Original Designs

Inspirational Ideas

Creative Transformations

Original Designs

Inspirational Ideas

< Back
June, 2018

Beauty in the border

If you planned your borders last year, you'll be enjoying the fruits of your labour with succession planting for a long season of interest, shrubs for backbone structure and ornamental trees for height and impact. No? Don't worry, you're not alone. Here we outline some planting design tips to help you get your borders in tip-top shape.

Beautiful borders don't just happen: they are planned. The best time to take stock of your borders is during spring and summer when you can see what's working well, identify any problem areas and gaps that need to be addressed and make a plan to improve them.
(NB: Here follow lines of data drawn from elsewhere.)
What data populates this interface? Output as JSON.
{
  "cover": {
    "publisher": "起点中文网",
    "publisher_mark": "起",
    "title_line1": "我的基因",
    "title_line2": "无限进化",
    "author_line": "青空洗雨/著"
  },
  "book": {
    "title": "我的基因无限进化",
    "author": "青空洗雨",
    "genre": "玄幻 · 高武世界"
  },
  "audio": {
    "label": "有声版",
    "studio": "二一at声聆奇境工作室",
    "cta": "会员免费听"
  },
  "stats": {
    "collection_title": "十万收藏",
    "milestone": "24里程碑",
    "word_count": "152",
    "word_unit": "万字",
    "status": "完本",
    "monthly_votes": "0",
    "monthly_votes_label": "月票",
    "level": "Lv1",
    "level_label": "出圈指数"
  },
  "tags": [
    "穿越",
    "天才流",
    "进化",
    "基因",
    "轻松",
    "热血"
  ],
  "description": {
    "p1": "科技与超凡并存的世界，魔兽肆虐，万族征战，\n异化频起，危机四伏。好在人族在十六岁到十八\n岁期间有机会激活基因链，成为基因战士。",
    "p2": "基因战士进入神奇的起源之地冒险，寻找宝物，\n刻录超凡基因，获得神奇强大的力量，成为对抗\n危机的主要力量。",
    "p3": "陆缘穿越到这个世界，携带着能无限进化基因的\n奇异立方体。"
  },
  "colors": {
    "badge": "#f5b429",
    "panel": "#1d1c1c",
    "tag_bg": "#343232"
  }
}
When you start to plan your border it's tempting to include every plant you love but a good rule of thumb to follow is 'less is more'. If you're an impulse buyer down at the local garden centre, edit your long list of plants down to maybe six or seven favourites that you know will work well together.
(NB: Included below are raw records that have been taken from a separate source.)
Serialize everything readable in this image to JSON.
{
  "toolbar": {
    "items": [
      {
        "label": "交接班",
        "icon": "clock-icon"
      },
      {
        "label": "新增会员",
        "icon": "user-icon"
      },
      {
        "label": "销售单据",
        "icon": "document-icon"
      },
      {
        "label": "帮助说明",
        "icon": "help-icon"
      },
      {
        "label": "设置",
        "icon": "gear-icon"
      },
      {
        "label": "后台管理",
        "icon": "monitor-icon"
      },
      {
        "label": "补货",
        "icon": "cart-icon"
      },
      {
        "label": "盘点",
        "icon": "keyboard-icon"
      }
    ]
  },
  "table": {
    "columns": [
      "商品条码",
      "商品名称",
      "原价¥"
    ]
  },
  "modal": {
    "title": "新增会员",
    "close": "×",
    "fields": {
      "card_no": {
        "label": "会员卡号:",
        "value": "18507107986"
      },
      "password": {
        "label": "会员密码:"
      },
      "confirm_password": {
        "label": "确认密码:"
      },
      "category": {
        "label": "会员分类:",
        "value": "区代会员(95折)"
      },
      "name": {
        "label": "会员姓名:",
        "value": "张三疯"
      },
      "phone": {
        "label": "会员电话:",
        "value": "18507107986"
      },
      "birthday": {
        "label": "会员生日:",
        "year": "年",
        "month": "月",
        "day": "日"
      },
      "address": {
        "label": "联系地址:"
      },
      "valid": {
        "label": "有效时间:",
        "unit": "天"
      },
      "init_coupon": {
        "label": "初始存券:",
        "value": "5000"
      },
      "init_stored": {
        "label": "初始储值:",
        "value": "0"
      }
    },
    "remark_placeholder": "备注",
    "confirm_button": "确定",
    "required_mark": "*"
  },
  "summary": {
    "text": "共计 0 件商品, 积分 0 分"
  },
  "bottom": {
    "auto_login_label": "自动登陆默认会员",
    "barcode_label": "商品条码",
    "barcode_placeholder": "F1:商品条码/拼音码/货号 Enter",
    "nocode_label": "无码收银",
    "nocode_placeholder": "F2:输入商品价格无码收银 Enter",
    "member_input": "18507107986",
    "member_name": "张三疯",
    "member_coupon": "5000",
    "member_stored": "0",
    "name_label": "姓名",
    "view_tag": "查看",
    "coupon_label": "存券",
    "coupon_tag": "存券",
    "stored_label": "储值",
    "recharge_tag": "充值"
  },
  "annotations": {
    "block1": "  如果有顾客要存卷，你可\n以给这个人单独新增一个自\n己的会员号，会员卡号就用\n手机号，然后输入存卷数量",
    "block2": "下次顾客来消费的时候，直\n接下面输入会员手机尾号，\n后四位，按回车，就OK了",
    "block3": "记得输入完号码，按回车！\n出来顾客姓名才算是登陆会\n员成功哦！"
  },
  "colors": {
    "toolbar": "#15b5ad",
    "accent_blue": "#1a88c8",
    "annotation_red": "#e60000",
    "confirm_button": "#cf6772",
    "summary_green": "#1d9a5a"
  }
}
Key things to consider are the ultimate height and spread of the plant (making sure you allow plenty of room for it to grow into the space), fragrance, colour, length, and season, of interest. Also, think about the overall effect you are trying to achieve, for example a cottage garden versus a bold exotic garden, and combine plants that are best suited to your chosen theme. If you're a first-time gardener, try to stick with two or three main colours that complement each other and then add a few accents that pull the whole scheme together. If you're feeling adventurous adopt a scheme with bright contrasts or plants in shades of only one colour.
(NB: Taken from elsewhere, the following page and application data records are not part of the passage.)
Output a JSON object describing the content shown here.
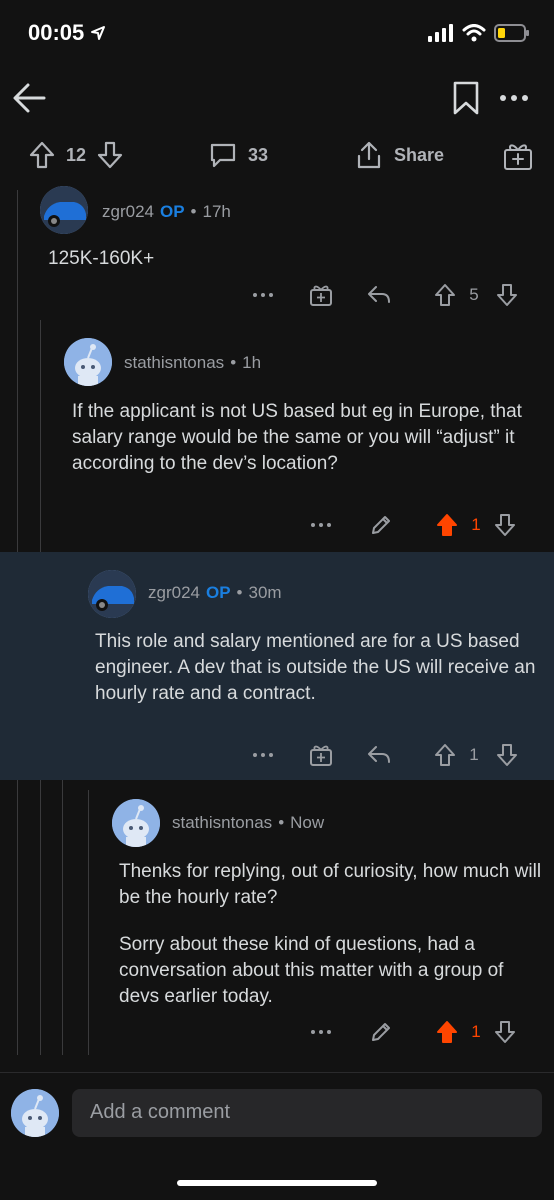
{
  "status_bar": {
    "time": "00:05"
  },
  "post_actions": {
    "upvotes": "12",
    "comments": "33",
    "share_label": "Share"
  },
  "comments": [
    {
      "author": "zgr024",
      "op_badge": "OP",
      "age": "17h",
      "body": "125K-160K+",
      "score": "5"
    },
    {
      "author": "stathisntonas",
      "age": "1h",
      "body": "If the applicant is not US based but eg in Europe, that salary range would be the same or you will “adjust” it according to the dev’s location?",
      "score": "1"
    },
    {
      "author": "zgr024",
      "op_badge": "OP",
      "age": "30m",
      "body": "This role and salary mentioned are for a US based engineer. A dev that is outside the US will receive an hourly rate and a contract.",
      "score": "1"
    },
    {
      "author": "stathisntonas",
      "age": "Now",
      "body_p1": "Thenks for replying, out of curiosity, how much will be the hourly rate?",
      "body_p2": "Sorry about these kind of questions, had a conversation about this matter with a group of devs earlier today.",
      "score": "1"
    }
  ],
  "composer": {
    "placeholder": "Add a comment"
  },
  "colors": {
    "background": "#121212",
    "op": "#1a7fe0",
    "upvoted": "#ff4500",
    "highlight": "#1f2a36"
  }
}
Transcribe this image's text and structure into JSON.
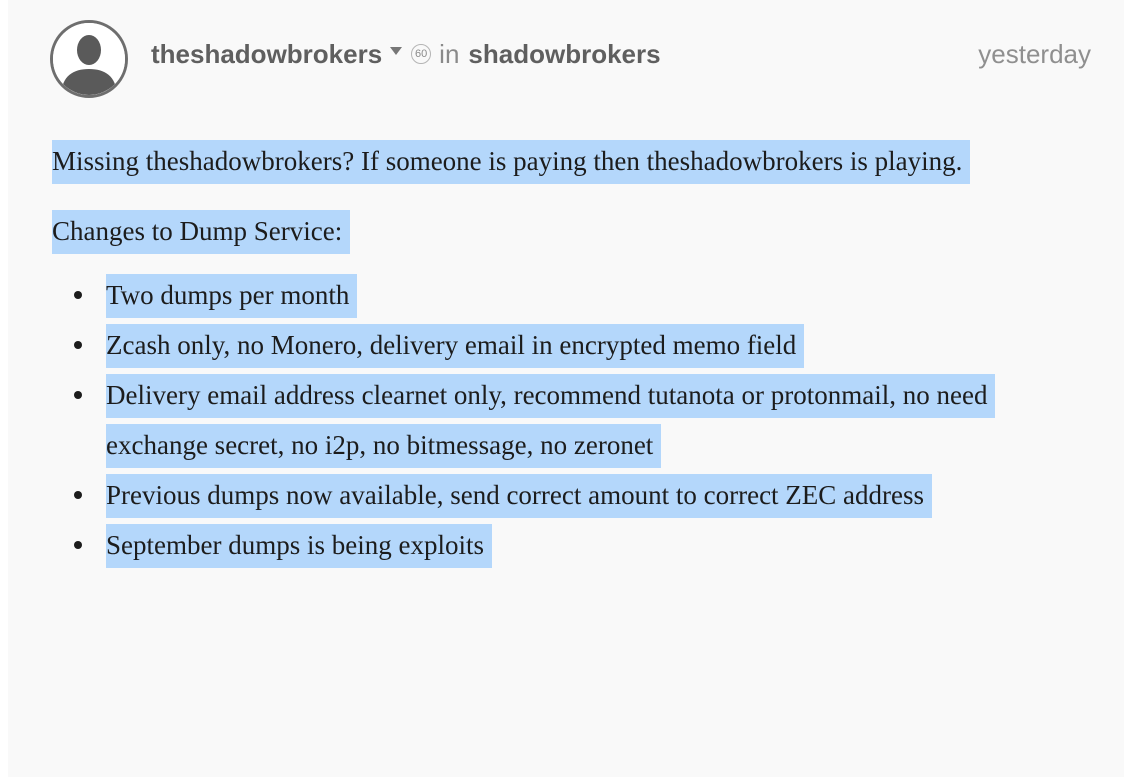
{
  "post": {
    "author": "theshadowbrokers",
    "reputation": "60",
    "in_word": "in",
    "community": "shadowbrokers",
    "timestamp": "yesterday",
    "avatar_icon": "user-silhouette-icon",
    "caret_icon": "caret-down-icon"
  },
  "body": {
    "intro": "Missing theshadowbrokers? If someone is paying then theshadowbrokers is playing.",
    "heading": "Changes to Dump Service:",
    "items": [
      "Two dumps per month",
      "Zcash only, no Monero, delivery email in encrypted memo field",
      "Delivery email address clearnet only, recommend tutanota or protonmail, no need exchange secret, no i2p, no bitmessage, no zeronet",
      "Previous dumps now available, send correct amount to correct ZEC address",
      "September dumps is being exploits"
    ]
  },
  "colors": {
    "selection_highlight": "#b4d7fb",
    "card_background": "#f9f9f9",
    "meta_text": "#6d6d6d",
    "body_text": "#1c1c1c"
  }
}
It's a good idea to map out your border on paper at first. Then working with the list of plants you have chosen, start by putting the tallest plants at the back of the border working towards the front where your lower-growing or edging plants can be positioned. Plant your selected perennials in groups of odd numbers, such as three, five and seven. This will create a more visually impactful scheme than planting in ones and twos which can result in a 'dotty' effect. The idea is to fill the available space so that as the plants establish they will grow to cover every bit of soil leaving little or no room for pesky weeds to get in on the act!